Interface dataset entries
═══

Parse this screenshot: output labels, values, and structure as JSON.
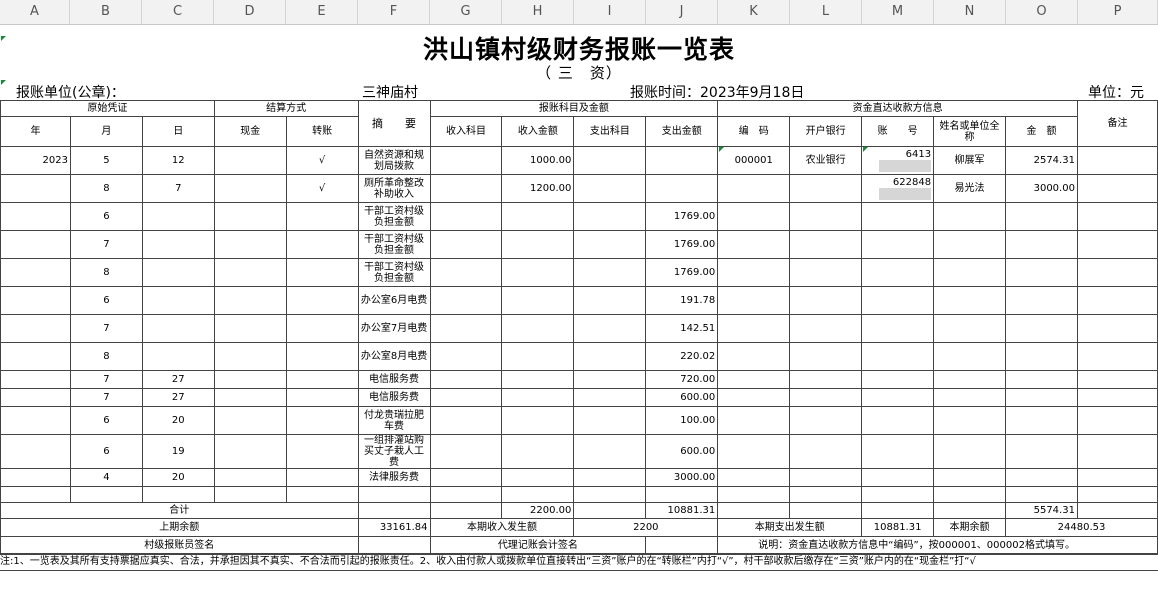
{
  "columns": [
    "A",
    "B",
    "C",
    "D",
    "E",
    "F",
    "G",
    "H",
    "I",
    "J",
    "K",
    "L",
    "M",
    "N",
    "O",
    "P"
  ],
  "title": "洪山镇村级财务报账一览表",
  "subtitle": "（ 三　资）",
  "header_info": {
    "unit_label": "报账单位(公章)：",
    "village": "三神庙村",
    "time_label": "报账时间：2023年9月18日",
    "currency_unit": "单位：元"
  },
  "table_headers": {
    "voucher_group": "原始凭证",
    "settlement_group": "结算方式",
    "memo": "摘　　要",
    "subject_group": "报账科目及金额",
    "payee_group": "资金直达收款方信息",
    "remarks": "备注",
    "year": "年",
    "month": "月",
    "day": "日",
    "cash": "现金",
    "transfer": "转账",
    "income_subject": "收入科目",
    "income_amount": "收入金额",
    "expense_subject": "支出科目",
    "expense_amount": "支出金额",
    "code": "编　码",
    "bank": "开户银行",
    "account": "账　　号",
    "name": "姓名或单位全称",
    "amount": "金　额"
  },
  "rows": [
    {
      "year": "2023",
      "month": "5",
      "day": "12",
      "cash": "",
      "transfer": "√",
      "memo": "自然资源和规划局拨款",
      "income_subject": "",
      "income_amount": "1000.00",
      "expense_subject": "",
      "expense_amount": "",
      "code": "000001",
      "bank": "农业银行",
      "account": "6413",
      "name": "柳展军",
      "amount": "2574.31",
      "remarks": ""
    },
    {
      "year": "",
      "month": "8",
      "day": "7",
      "cash": "",
      "transfer": "√",
      "memo": "厕所革命整改补助收入",
      "income_subject": "",
      "income_amount": "1200.00",
      "expense_subject": "",
      "expense_amount": "",
      "code": "",
      "bank": "",
      "account": "622848",
      "name": "易光法",
      "amount": "3000.00",
      "remarks": ""
    },
    {
      "year": "",
      "month": "6",
      "day": "",
      "cash": "",
      "transfer": "",
      "memo": "干部工资村级负担金额",
      "income_subject": "",
      "income_amount": "",
      "expense_subject": "",
      "expense_amount": "1769.00",
      "code": "",
      "bank": "",
      "account": "",
      "name": "",
      "amount": "",
      "remarks": ""
    },
    {
      "year": "",
      "month": "7",
      "day": "",
      "cash": "",
      "transfer": "",
      "memo": "干部工资村级负担金额",
      "income_subject": "",
      "income_amount": "",
      "expense_subject": "",
      "expense_amount": "1769.00",
      "code": "",
      "bank": "",
      "account": "",
      "name": "",
      "amount": "",
      "remarks": ""
    },
    {
      "year": "",
      "month": "8",
      "day": "",
      "cash": "",
      "transfer": "",
      "memo": "干部工资村级负担金额",
      "income_subject": "",
      "income_amount": "",
      "expense_subject": "",
      "expense_amount": "1769.00",
      "code": "",
      "bank": "",
      "account": "",
      "name": "",
      "amount": "",
      "remarks": ""
    },
    {
      "year": "",
      "month": "6",
      "day": "",
      "cash": "",
      "transfer": "",
      "memo": "办公室6月电费",
      "income_subject": "",
      "income_amount": "",
      "expense_subject": "",
      "expense_amount": "191.78",
      "code": "",
      "bank": "",
      "account": "",
      "name": "",
      "amount": "",
      "remarks": ""
    },
    {
      "year": "",
      "month": "7",
      "day": "",
      "cash": "",
      "transfer": "",
      "memo": "办公室7月电费",
      "income_subject": "",
      "income_amount": "",
      "expense_subject": "",
      "expense_amount": "142.51",
      "code": "",
      "bank": "",
      "account": "",
      "name": "",
      "amount": "",
      "remarks": ""
    },
    {
      "year": "",
      "month": "8",
      "day": "",
      "cash": "",
      "transfer": "",
      "memo": "办公室8月电费",
      "income_subject": "",
      "income_amount": "",
      "expense_subject": "",
      "expense_amount": "220.02",
      "code": "",
      "bank": "",
      "account": "",
      "name": "",
      "amount": "",
      "remarks": ""
    },
    {
      "year": "",
      "month": "7",
      "day": "27",
      "cash": "",
      "transfer": "",
      "memo": "电信服务费",
      "income_subject": "",
      "income_amount": "",
      "expense_subject": "",
      "expense_amount": "720.00",
      "code": "",
      "bank": "",
      "account": "",
      "name": "",
      "amount": "",
      "remarks": ""
    },
    {
      "year": "",
      "month": "7",
      "day": "27",
      "cash": "",
      "transfer": "",
      "memo": "电信服务费",
      "income_subject": "",
      "income_amount": "",
      "expense_subject": "",
      "expense_amount": "600.00",
      "code": "",
      "bank": "",
      "account": "",
      "name": "",
      "amount": "",
      "remarks": ""
    },
    {
      "year": "",
      "month": "6",
      "day": "20",
      "cash": "",
      "transfer": "",
      "memo": "付龙贵瑞拉肥车费",
      "income_subject": "",
      "income_amount": "",
      "expense_subject": "",
      "expense_amount": "100.00",
      "code": "",
      "bank": "",
      "account": "",
      "name": "",
      "amount": "",
      "remarks": ""
    },
    {
      "year": "",
      "month": "6",
      "day": "19",
      "cash": "",
      "transfer": "",
      "memo": "一组排灌站购买丈子栽人工费",
      "income_subject": "",
      "income_amount": "",
      "expense_subject": "",
      "expense_amount": "600.00",
      "code": "",
      "bank": "",
      "account": "",
      "name": "",
      "amount": "",
      "remarks": ""
    },
    {
      "year": "",
      "month": "4",
      "day": "20",
      "cash": "",
      "transfer": "",
      "memo": "法律服务费",
      "income_subject": "",
      "income_amount": "",
      "expense_subject": "",
      "expense_amount": "3000.00",
      "code": "",
      "bank": "",
      "account": "",
      "name": "",
      "amount": "",
      "remarks": ""
    },
    {
      "year": "",
      "month": "",
      "day": "",
      "cash": "",
      "transfer": "",
      "memo": "",
      "income_subject": "",
      "income_amount": "",
      "expense_subject": "",
      "expense_amount": "",
      "code": "",
      "bank": "",
      "account": "",
      "name": "",
      "amount": "",
      "remarks": ""
    }
  ],
  "totals": {
    "label": "合计",
    "income_amount": "2200.00",
    "expense_amount": "10881.31",
    "amount": "5574.31"
  },
  "summary": {
    "prev_balance_label": "上期余额",
    "prev_balance": "33161.84",
    "period_income_label": "本期收入发生额",
    "period_income": "2200",
    "period_expense_label": "本期支出发生额",
    "period_expense": "10881.31",
    "current_balance_label": "本期余额",
    "current_balance": "24480.53"
  },
  "signatures": {
    "clerk": "村级报账员签名",
    "agent": "代理记账会计签名",
    "instruction": "说明：资金直达收款方信息中“编码”，按000001、000002格式填写。"
  },
  "note": "注:1、一览表及其所有支持票据应真实、合法，并承担因其不真实、不合法而引起的报账责任。2、收入由付款人或拨款单位直接转出“三资”账户的在“转账栏”内打“√”，村干部收款后缴存在“三资”账户内的在“现金栏”打“√"
}
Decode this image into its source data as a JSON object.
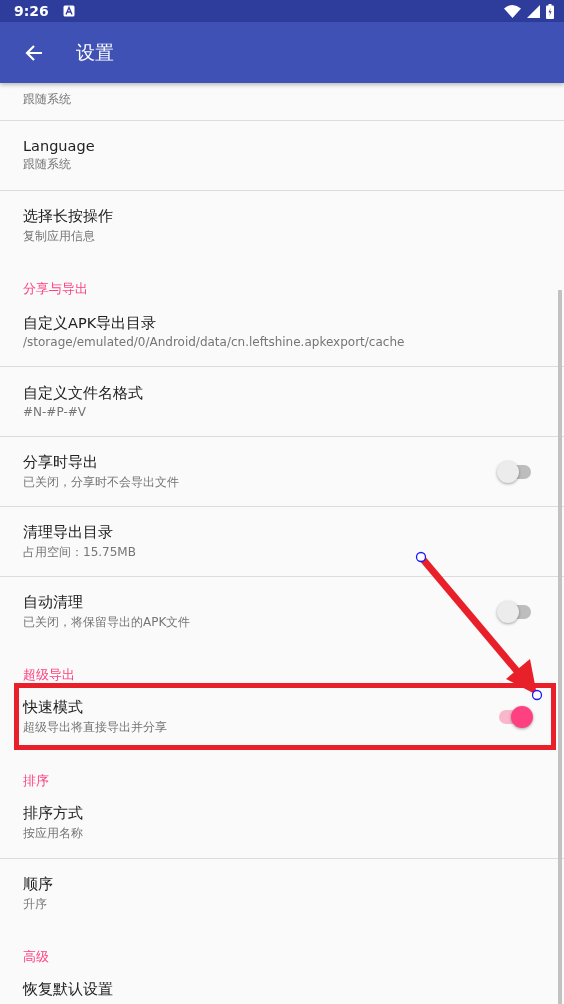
{
  "status_bar": {
    "time": "9:26"
  },
  "app_bar": {
    "title": "设置"
  },
  "settings": [
    {
      "kind": "partial",
      "summary": "跟随系统",
      "annotated": false
    },
    {
      "kind": "item",
      "title": "Language",
      "summary": "跟随系统",
      "annotated": false
    },
    {
      "kind": "item",
      "title": "选择长按操作",
      "summary": "复制应用信息",
      "annotated": false
    },
    {
      "kind": "category",
      "title": "分享与导出"
    },
    {
      "kind": "item",
      "title": "自定义APK导出目录",
      "summary": "/storage/emulated/0/Android/data/cn.leftshine.apkexport/cache",
      "annotated": false
    },
    {
      "kind": "item",
      "title": "自定义文件名格式",
      "summary": "#N-#P-#V",
      "annotated": false
    },
    {
      "kind": "switch",
      "title": "分享时导出",
      "summary": "已关闭，分享时不会导出文件",
      "on": false,
      "annotated": false
    },
    {
      "kind": "item",
      "title": "清理导出目录",
      "summary": "占用空间：15.75MB",
      "annotated": false
    },
    {
      "kind": "switch",
      "title": "自动清理",
      "summary": "已关闭，将保留导出的APK文件",
      "on": false,
      "annotated": false
    },
    {
      "kind": "category",
      "title": "超级导出"
    },
    {
      "kind": "switch",
      "title": "快速模式",
      "summary": "超级导出将直接导出并分享",
      "on": true,
      "annotated": true
    },
    {
      "kind": "category",
      "title": "排序"
    },
    {
      "kind": "item",
      "title": "排序方式",
      "summary": "按应用名称",
      "annotated": false
    },
    {
      "kind": "item",
      "title": "顺序",
      "summary": "升序",
      "annotated": false
    },
    {
      "kind": "category",
      "title": "高级"
    },
    {
      "kind": "item",
      "title": "恢复默认设置",
      "annotated": false
    }
  ]
}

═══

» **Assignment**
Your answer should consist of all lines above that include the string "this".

» **Completed task**
Parse this screenshot: output labels, values, and structure as JSON.
Decode this image into its source data as a JSON object.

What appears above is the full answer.